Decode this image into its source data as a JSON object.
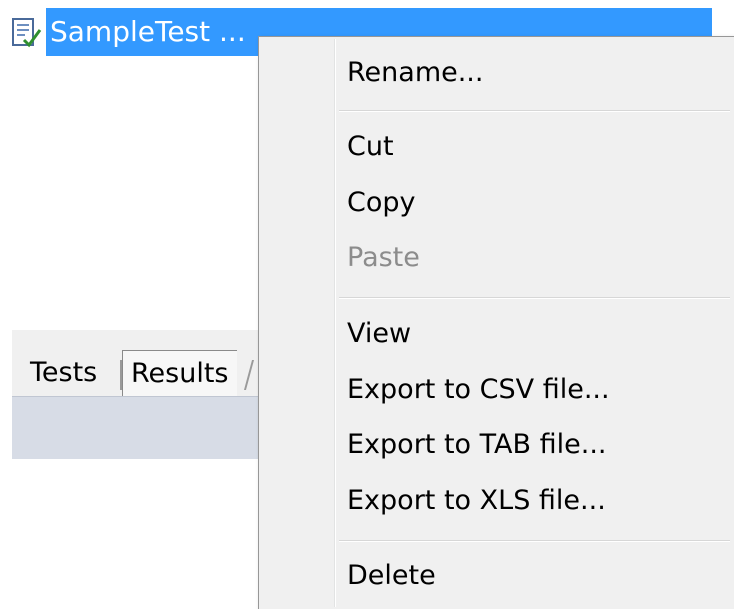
{
  "tree": {
    "item_label": "SampleTest ...",
    "item_icon": "test-file-icon",
    "selection_color": "#3399ff"
  },
  "tabs": [
    {
      "label": "Tests"
    },
    {
      "label": "Results"
    }
  ],
  "context_menu": {
    "items": [
      {
        "label": "Rename...",
        "enabled": true
      },
      {
        "label": "Cut",
        "enabled": true
      },
      {
        "label": "Copy",
        "enabled": true
      },
      {
        "label": "Paste",
        "enabled": false
      },
      {
        "label": "View",
        "enabled": true
      },
      {
        "label": "Export to CSV file...",
        "enabled": true
      },
      {
        "label": "Export to TAB file...",
        "enabled": true
      },
      {
        "label": "Export to XLS file...",
        "enabled": true
      },
      {
        "label": "Delete",
        "enabled": true
      }
    ]
  }
}
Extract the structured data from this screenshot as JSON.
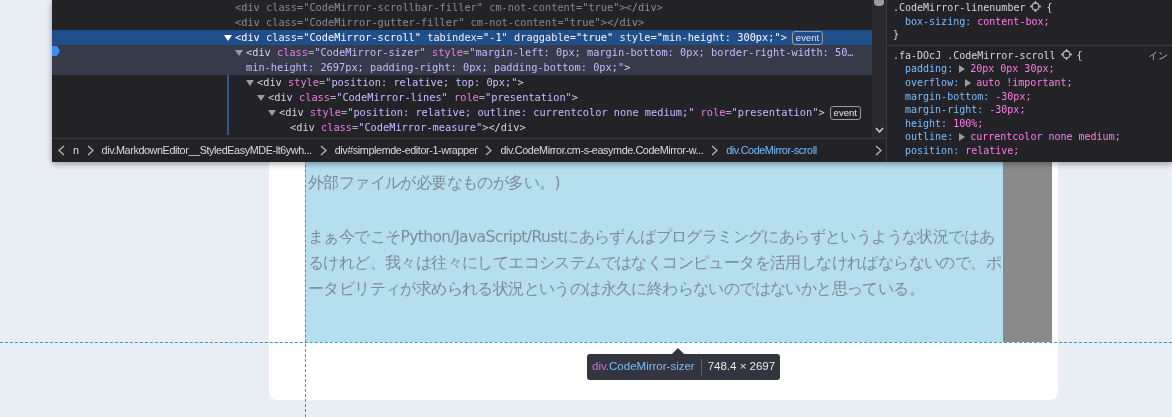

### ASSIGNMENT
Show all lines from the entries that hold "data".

### RESPONSE AREA
Decode this image into its source data as a JSON object.
Extract the structured data from this screenshot as JSON.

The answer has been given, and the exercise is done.